▶ [What this task involves]: Every entry must be printed again exactly, with nothing left out.

--- Supplied records Enclosed Below ---

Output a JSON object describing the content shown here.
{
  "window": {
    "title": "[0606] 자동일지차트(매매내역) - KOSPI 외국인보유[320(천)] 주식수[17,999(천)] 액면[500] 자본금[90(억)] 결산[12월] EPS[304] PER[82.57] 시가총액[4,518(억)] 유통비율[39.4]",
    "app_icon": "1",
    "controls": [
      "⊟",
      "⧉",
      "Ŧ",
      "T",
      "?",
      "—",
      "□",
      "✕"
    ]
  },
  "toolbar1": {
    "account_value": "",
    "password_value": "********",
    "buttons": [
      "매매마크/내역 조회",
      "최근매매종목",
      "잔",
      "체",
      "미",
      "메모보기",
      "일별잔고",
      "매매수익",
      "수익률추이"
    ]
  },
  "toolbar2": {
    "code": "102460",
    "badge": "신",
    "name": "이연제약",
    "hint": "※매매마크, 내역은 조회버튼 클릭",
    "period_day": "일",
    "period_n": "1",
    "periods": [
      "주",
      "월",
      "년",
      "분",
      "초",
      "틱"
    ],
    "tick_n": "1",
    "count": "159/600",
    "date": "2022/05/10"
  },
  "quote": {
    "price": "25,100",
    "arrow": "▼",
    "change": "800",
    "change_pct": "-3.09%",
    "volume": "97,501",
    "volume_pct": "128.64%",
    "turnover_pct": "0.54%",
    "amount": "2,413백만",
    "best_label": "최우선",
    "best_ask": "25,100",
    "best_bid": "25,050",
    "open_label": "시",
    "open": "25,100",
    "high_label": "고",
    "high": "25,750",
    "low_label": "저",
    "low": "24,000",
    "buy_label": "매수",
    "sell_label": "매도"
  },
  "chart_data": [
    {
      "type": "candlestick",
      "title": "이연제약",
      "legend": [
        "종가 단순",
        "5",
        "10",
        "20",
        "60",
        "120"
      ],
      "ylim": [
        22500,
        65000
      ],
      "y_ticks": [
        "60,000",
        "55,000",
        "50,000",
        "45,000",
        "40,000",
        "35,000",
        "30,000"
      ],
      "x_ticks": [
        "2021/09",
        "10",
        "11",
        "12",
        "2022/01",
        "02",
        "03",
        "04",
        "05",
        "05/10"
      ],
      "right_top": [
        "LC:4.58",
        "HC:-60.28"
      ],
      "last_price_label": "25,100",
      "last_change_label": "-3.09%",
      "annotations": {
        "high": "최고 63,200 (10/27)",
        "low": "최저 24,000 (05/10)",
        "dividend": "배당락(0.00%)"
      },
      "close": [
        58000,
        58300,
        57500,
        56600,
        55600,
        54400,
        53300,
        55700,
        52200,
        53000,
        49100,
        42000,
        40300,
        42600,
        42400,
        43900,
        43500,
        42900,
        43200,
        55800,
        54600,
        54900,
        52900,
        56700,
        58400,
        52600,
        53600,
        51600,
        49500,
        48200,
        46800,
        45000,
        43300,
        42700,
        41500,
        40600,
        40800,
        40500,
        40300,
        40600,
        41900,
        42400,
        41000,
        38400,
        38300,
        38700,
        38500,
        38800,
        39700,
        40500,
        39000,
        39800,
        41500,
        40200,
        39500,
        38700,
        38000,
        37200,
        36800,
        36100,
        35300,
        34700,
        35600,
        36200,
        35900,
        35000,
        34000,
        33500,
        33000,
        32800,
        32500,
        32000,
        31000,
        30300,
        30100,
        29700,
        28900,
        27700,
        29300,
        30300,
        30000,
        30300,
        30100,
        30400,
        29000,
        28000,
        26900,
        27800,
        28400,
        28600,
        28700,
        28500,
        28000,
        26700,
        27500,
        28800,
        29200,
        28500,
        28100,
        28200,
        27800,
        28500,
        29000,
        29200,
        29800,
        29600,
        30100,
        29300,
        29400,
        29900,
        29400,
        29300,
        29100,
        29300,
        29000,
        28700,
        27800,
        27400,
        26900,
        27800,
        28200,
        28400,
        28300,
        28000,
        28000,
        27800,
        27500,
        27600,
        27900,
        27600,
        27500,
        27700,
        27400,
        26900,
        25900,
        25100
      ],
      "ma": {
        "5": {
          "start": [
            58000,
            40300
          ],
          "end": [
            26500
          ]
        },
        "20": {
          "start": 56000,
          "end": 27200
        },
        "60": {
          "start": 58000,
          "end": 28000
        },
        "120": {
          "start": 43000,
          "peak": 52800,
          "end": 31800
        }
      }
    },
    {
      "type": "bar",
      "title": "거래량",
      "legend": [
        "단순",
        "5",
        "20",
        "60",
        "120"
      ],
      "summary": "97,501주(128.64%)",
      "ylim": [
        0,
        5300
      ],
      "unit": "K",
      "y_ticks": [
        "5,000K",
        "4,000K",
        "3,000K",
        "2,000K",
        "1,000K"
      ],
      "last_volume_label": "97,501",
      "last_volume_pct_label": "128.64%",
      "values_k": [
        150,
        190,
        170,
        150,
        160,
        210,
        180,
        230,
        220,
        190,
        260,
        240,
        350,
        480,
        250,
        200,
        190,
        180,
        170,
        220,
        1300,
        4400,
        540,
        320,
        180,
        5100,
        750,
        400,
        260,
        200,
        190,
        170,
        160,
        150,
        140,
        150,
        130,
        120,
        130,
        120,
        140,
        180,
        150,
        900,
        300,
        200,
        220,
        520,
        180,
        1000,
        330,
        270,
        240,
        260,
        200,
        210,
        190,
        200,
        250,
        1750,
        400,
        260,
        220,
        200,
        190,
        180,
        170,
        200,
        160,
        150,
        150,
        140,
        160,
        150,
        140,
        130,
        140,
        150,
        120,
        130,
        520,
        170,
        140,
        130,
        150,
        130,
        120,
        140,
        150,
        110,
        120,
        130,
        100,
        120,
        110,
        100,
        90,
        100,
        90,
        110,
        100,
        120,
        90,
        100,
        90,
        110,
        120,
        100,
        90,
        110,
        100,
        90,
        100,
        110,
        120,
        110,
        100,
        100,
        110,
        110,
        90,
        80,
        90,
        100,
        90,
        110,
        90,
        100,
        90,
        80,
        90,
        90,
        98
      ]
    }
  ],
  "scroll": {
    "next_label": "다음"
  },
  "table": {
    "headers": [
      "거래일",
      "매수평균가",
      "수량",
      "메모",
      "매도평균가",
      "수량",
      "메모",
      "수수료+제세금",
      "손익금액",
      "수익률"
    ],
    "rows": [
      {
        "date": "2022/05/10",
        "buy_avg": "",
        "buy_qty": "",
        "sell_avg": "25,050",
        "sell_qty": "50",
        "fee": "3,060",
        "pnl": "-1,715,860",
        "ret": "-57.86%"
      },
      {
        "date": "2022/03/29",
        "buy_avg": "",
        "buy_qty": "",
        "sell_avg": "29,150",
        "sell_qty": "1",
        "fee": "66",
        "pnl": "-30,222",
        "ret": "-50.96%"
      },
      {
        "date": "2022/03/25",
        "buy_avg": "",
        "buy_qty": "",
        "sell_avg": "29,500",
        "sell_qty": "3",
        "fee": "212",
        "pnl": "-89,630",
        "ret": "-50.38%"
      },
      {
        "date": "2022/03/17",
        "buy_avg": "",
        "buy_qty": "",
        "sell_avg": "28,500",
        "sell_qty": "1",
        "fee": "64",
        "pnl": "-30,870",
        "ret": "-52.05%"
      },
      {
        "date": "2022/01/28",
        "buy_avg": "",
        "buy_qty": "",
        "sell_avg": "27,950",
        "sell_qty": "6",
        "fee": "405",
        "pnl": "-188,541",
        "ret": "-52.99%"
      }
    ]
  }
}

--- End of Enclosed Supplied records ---

▶ [Answer space]:
Output a JSON object describing the content shown here.
{
  "window": {
    "title": "[0606] 자동일지차트(매매내역) - KOSPI 외국인보유[320(천)] 주식수[17,999(천)] 액면[500] 자본금[90(억)] 결산[12월] EPS[304] PER[82.57] 시가총액[4,518(억)] 유통비율[39.4]",
    "app_icon": "1",
    "controls": [
      "⊟",
      "⧉",
      "Ŧ",
      "T",
      "?",
      "—",
      "□",
      "✕"
    ]
  },
  "toolbar1": {
    "account_value": "",
    "password_value": "********",
    "buttons": [
      "매매마크/내역 조회",
      "최근매매종목",
      "잔",
      "체",
      "미",
      "메모보기",
      "일별잔고",
      "매매수익",
      "수익률추이"
    ]
  },
  "toolbar2": {
    "code": "102460",
    "badge": "신",
    "name": "이연제약",
    "hint": "※매매마크, 내역은 조회버튼 클릭",
    "period_day": "일",
    "period_n": "1",
    "periods": [
      "주",
      "월",
      "년",
      "분",
      "초",
      "틱"
    ],
    "tick_n": "1",
    "count": "159/600",
    "date": "2022/05/10"
  },
  "quote": {
    "price": "25,100",
    "arrow": "▼",
    "change": "800",
    "change_pct": "-3.09%",
    "volume": "97,501",
    "volume_pct": "128.64%",
    "turnover_pct": "0.54%",
    "amount": "2,413백만",
    "best_label": "최우선",
    "best_ask": "25,100",
    "best_bid": "25,050",
    "open_label": "시",
    "open": "25,100",
    "high_label": "고",
    "high": "25,750",
    "low_label": "저",
    "low": "24,000",
    "buy_label": "매수",
    "sell_label": "매도"
  },
  "chart_data": [
    {
      "type": "candlestick",
      "title": "이연제약",
      "legend": [
        "종가 단순",
        "5",
        "10",
        "20",
        "60",
        "120"
      ],
      "ylim": [
        22500,
        65000
      ],
      "y_ticks": [
        "60,000",
        "55,000",
        "50,000",
        "45,000",
        "40,000",
        "35,000",
        "30,000"
      ],
      "x_ticks": [
        "2021/09",
        "10",
        "11",
        "12",
        "2022/01",
        "02",
        "03",
        "04",
        "05",
        "05/10"
      ],
      "right_top": [
        "LC:4.58",
        "HC:-60.28"
      ],
      "last_price_label": "25,100",
      "last_change_label": "-3.09%",
      "annotations": {
        "high": "최고 63,200 (10/27)",
        "low": "최저 24,000 (05/10)",
        "dividend": "배당락(0.00%)"
      },
      "close": [
        58000,
        58300,
        57500,
        56600,
        55600,
        54400,
        53300,
        55700,
        52200,
        53000,
        49100,
        42000,
        40300,
        42600,
        42400,
        43900,
        43500,
        42900,
        43200,
        55800,
        54600,
        54900,
        52900,
        56700,
        58400,
        52600,
        53600,
        51600,
        49500,
        48200,
        46800,
        45000,
        43300,
        42700,
        41500,
        40600,
        40800,
        40500,
        40300,
        40600,
        41900,
        42400,
        41000,
        38400,
        38300,
        38700,
        38500,
        38800,
        39700,
        40500,
        39000,
        39800,
        41500,
        40200,
        39500,
        38700,
        38000,
        37200,
        36800,
        36100,
        35300,
        34700,
        35600,
        36200,
        35900,
        35000,
        34000,
        33500,
        33000,
        32800,
        32500,
        32000,
        31000,
        30300,
        30100,
        29700,
        28900,
        27700,
        29300,
        30300,
        30000,
        30300,
        30100,
        30400,
        29000,
        28000,
        26900,
        27800,
        28400,
        28600,
        28700,
        28500,
        28000,
        26700,
        27500,
        28800,
        29200,
        28500,
        28100,
        28200,
        27800,
        28500,
        29000,
        29200,
        29800,
        29600,
        30100,
        29300,
        29400,
        29900,
        29400,
        29300,
        29100,
        29300,
        29000,
        28700,
        27800,
        27400,
        26900,
        27800,
        28200,
        28400,
        28300,
        28000,
        28000,
        27800,
        27500,
        27600,
        27900,
        27600,
        27500,
        27700,
        27400,
        26900,
        25900,
        25100
      ],
      "ma": {
        "5": {
          "start": [
            58000,
            40300
          ],
          "end": [
            26500
          ]
        },
        "20": {
          "start": 56000,
          "end": 27200
        },
        "60": {
          "start": 58000,
          "end": 28000
        },
        "120": {
          "start": 43000,
          "peak": 52800,
          "end": 31800
        }
      }
    },
    {
      "type": "bar",
      "title": "거래량",
      "legend": [
        "단순",
        "5",
        "20",
        "60",
        "120"
      ],
      "summary": "97,501주(128.64%)",
      "ylim": [
        0,
        5300
      ],
      "unit": "K",
      "y_ticks": [
        "5,000K",
        "4,000K",
        "3,000K",
        "2,000K",
        "1,000K"
      ],
      "last_volume_label": "97,501",
      "last_volume_pct_label": "128.64%",
      "values_k": [
        150,
        190,
        170,
        150,
        160,
        210,
        180,
        230,
        220,
        190,
        260,
        240,
        350,
        480,
        250,
        200,
        190,
        180,
        170,
        220,
        1300,
        4400,
        540,
        320,
        180,
        5100,
        750,
        400,
        260,
        200,
        190,
        170,
        160,
        150,
        140,
        150,
        130,
        120,
        130,
        120,
        140,
        180,
        150,
        900,
        300,
        200,
        220,
        520,
        180,
        1000,
        330,
        270,
        240,
        260,
        200,
        210,
        190,
        200,
        250,
        1750,
        400,
        260,
        220,
        200,
        190,
        180,
        170,
        200,
        160,
        150,
        150,
        140,
        160,
        150,
        140,
        130,
        140,
        150,
        120,
        130,
        520,
        170,
        140,
        130,
        150,
        130,
        120,
        140,
        150,
        110,
        120,
        130,
        100,
        120,
        110,
        100,
        90,
        100,
        90,
        110,
        100,
        120,
        90,
        100,
        90,
        110,
        120,
        100,
        90,
        110,
        100,
        90,
        100,
        110,
        120,
        110,
        100,
        100,
        110,
        110,
        90,
        80,
        90,
        100,
        90,
        110,
        90,
        100,
        90,
        80,
        90,
        90,
        98
      ]
    }
  ],
  "scroll": {
    "next_label": "다음"
  },
  "table": {
    "headers": [
      "거래일",
      "매수평균가",
      "수량",
      "메모",
      "매도평균가",
      "수량",
      "메모",
      "수수료+제세금",
      "손익금액",
      "수익률"
    ],
    "rows": [
      {
        "date": "2022/05/10",
        "buy_avg": "",
        "buy_qty": "",
        "sell_avg": "25,050",
        "sell_qty": "50",
        "fee": "3,060",
        "pnl": "-1,715,860",
        "ret": "-57.86%"
      },
      {
        "date": "2022/03/29",
        "buy_avg": "",
        "buy_qty": "",
        "sell_avg": "29,150",
        "sell_qty": "1",
        "fee": "66",
        "pnl": "-30,222",
        "ret": "-50.96%"
      },
      {
        "date": "2022/03/25",
        "buy_avg": "",
        "buy_qty": "",
        "sell_avg": "29,500",
        "sell_qty": "3",
        "fee": "212",
        "pnl": "-89,630",
        "ret": "-50.38%"
      },
      {
        "date": "2022/03/17",
        "buy_avg": "",
        "buy_qty": "",
        "sell_avg": "28,500",
        "sell_qty": "1",
        "fee": "64",
        "pnl": "-30,870",
        "ret": "-52.05%"
      },
      {
        "date": "2022/01/28",
        "buy_avg": "",
        "buy_qty": "",
        "sell_avg": "27,950",
        "sell_qty": "6",
        "fee": "405",
        "pnl": "-188,541",
        "ret": "-52.99%"
      }
    ]
  }
}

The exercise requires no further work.